Hwange Yanetsa Teenage Pregnancies Flooding Town
The mining town of Hwange is currently mirrored by a dreary situation. The town continues to record high numbers in teenage pregnancies.
Although reasons vary and include poverty, some attributed the trend to sending girls to day schools where their movements are not strictly controlled.
The situation has however, been worsened by the Covid-19-induced national lockdown which has kept children out of school for months and families economically vulnerable.
Meanwhile, many are worried what the future holds for Hwange as a significant number of parents are losing grip of their children.
In separate interviews, some parents said sending a girl child to a boarding school was useful in reducing teenage pregnancies.
“Sending my daughter to a boarding school was ideal as she would have something to keep her busy unlike a day scholar. She was motivated to become someone better in future,” said a local Hwange resident and parent.
She said sending her child to boarding school would also teach her life skills.
“This would lay a solid foundation for responsibility for adulthood,” she added.
However, other parents said boarding schools did not protect teenagers from early pregnancies.
“Wisdom, maturity and visionary focus can be useful in eliminating thoughts of adolescent sex that can lead to unwanted pregnancies. If girls can possess these, I don’t see the need to take them to boarding schools, and besides, as parents we need to be there for our children because most of the time, they tend to think that independence and freedom is what is being rendered to them by us sending them to boarding schools where they do as they please.
“We also have to note that teenage pregnancies are not as a result of sending girls to day schools because we also have cases of child pregnancies in boarding schools,” she said.
What pains the heart of Hwange is that about 90 percent of these girls who fall pregnant at a tender age are the future that can bring development to the region.
Some of them being school head girls and junior leaders which all fades away once they fall pregnant.
Leaders are being lost and intelligent girls are dropping out of school since most of them fear social discrimination.
“I really needed to fall pregnant because the situation at home was not pleasing. I had to provide for my family; my mother who’s always sick and my siblings who need to go to school and get an education. I had to let him have sex with me without a condom and I had to lie about me taking morning after pills. I thought the only way to bail us out was through getting pregnant for this guy,” said a pregnant teenager who spoke on condition of anonymity.
She continued, “Little did I know that my immaturity was leading me to my destruction. The guy denied the pregnancy and stained my health status.”
Another girl said she had fallen pregnant to prove her sexuality as she was constantly labelled a lesbian.

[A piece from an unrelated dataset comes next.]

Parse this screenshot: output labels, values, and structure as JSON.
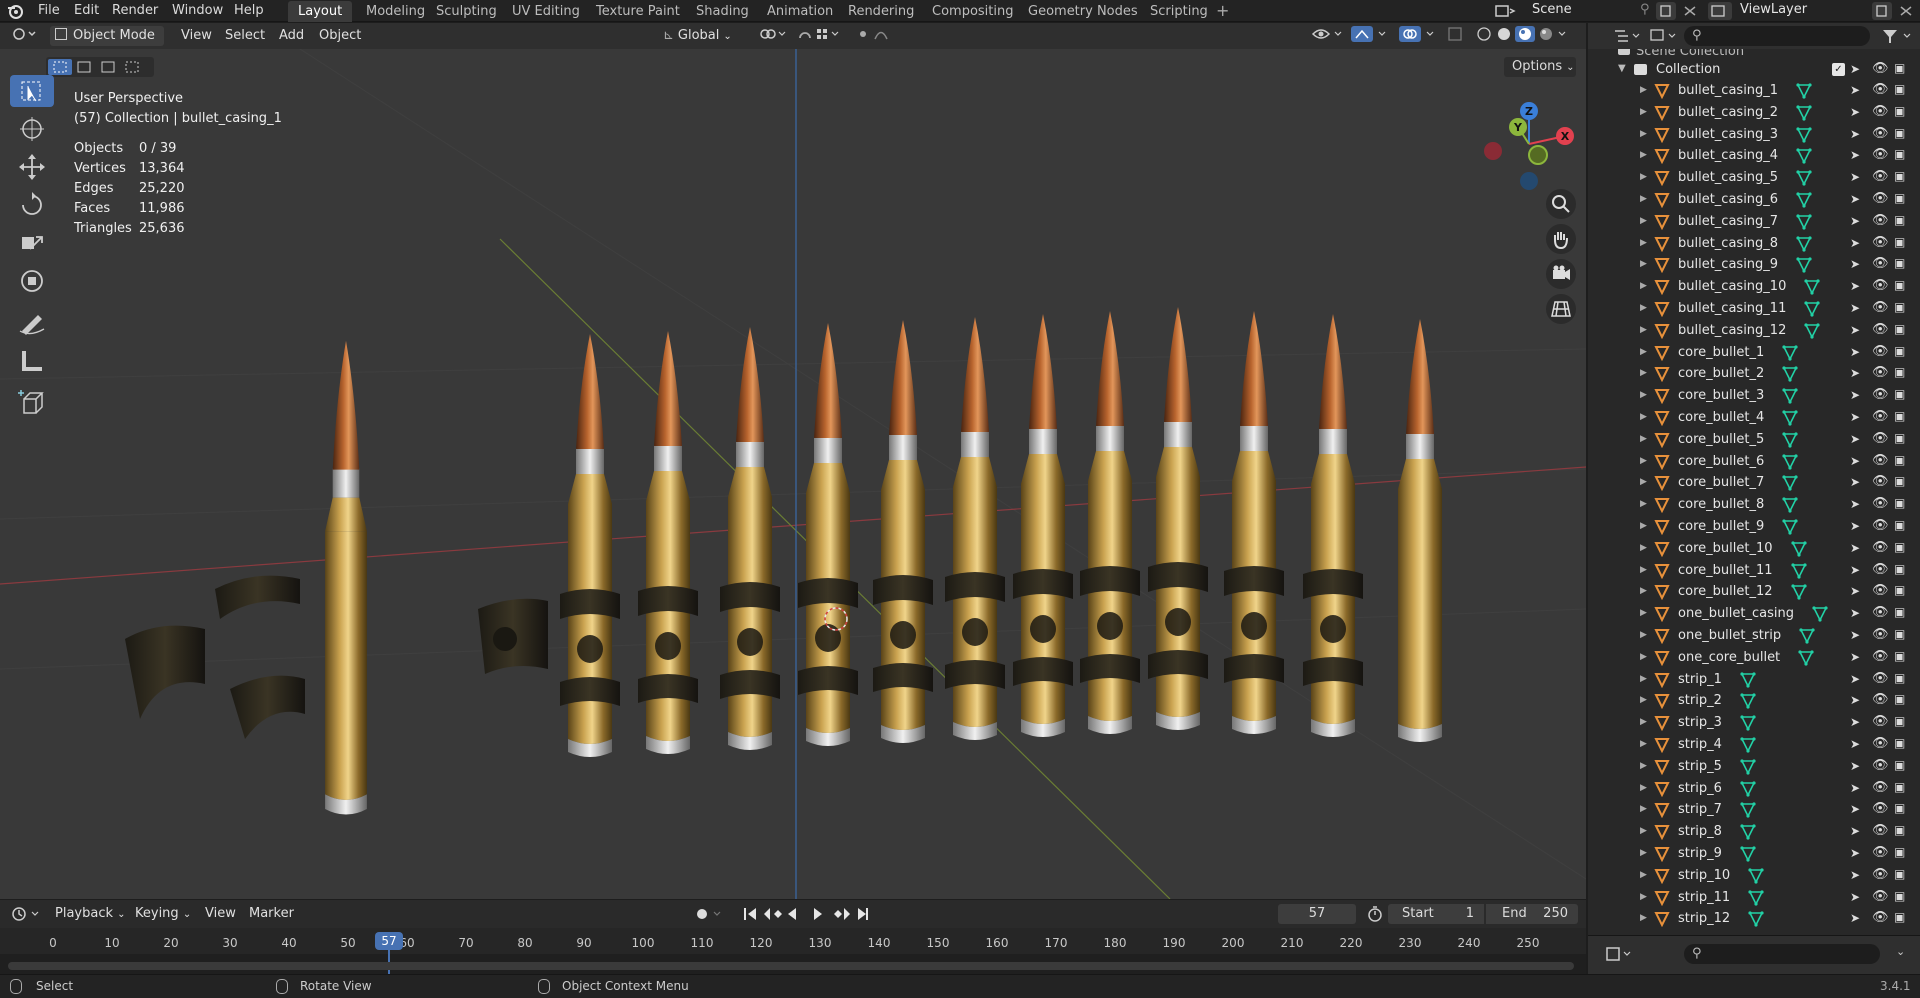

Although Zimbabwe had a milestone achievement when it declared 18 the legal age of marriage in 2016, more needs to be done in order to curb the sexual exploitation of children as well as to significantly reduce the rate of teenage pregnancies.
“Adolescent pregnancy severely curtails girls and young women’s opportunities, and hinders their ability to reach their full potential,” says the United Nations Population Fund (UNFPA) in its Zimbabwean country report, “Facing the Challenge of Adolescent Pregnancy in Zimbabwe.”
Not only does teenage pregnancy carry social stigma, but also leads to lower level of education and poverty. In addition to dropping out of school, pregnant teenagers end up being chased away from home, or are even abandoned by the man responsible for the pregnancy. This may lead to stress, low self-esteem or even suicide. It also significantly contributes to maternal and child mortality.
The solutions for preventing teenage pregnancies go beyond encouraging Government to formulate and enforce laws and policies that prohibit sexual intercourse with persons below 18 years of age. Teenagers must also be fully equipped with the knowledge and resources that will enable them to take control of their own sexual reproductive health and rights.
This is echoed by Cheikh Tidiane Cisse, UNFPA Representative in Zimbabwe, who remarks that, “Realising the demographic dividend in Zimbabwe requires facing the challenges of adolescents and young people by investing in them, promoting their development, and expanding access to adolescent sexual and reproductive health services to reduce teenage pregnancy. In increasing the proportion of educated and productive young people, the country can boost its development.”
Adolescent pregnancy in Zimbabwe varies widely according to wealth, geographical location and education, the recently released UNPFA state of the world population report said.
The report says the fertility rate remains high among young girls, aged between 15 and 19 years, with nearly 1 in 10 adolescent girls giving birth every year while many die or are injured during childbirth.
“Adolescent pregnancy is more than twice higher among girls doing primary education than among those who attended secondary education,” said the UNFPA report.
According to the report, while progress has been made in certain areas, there remains many challenges in the country in ensuring universal access to Sexual Reproductive Health and Rights (SRHR) that need to be addressed.
*Fortune Ndlovu is a Lower Six pupil at Mosi oa Tunya High School.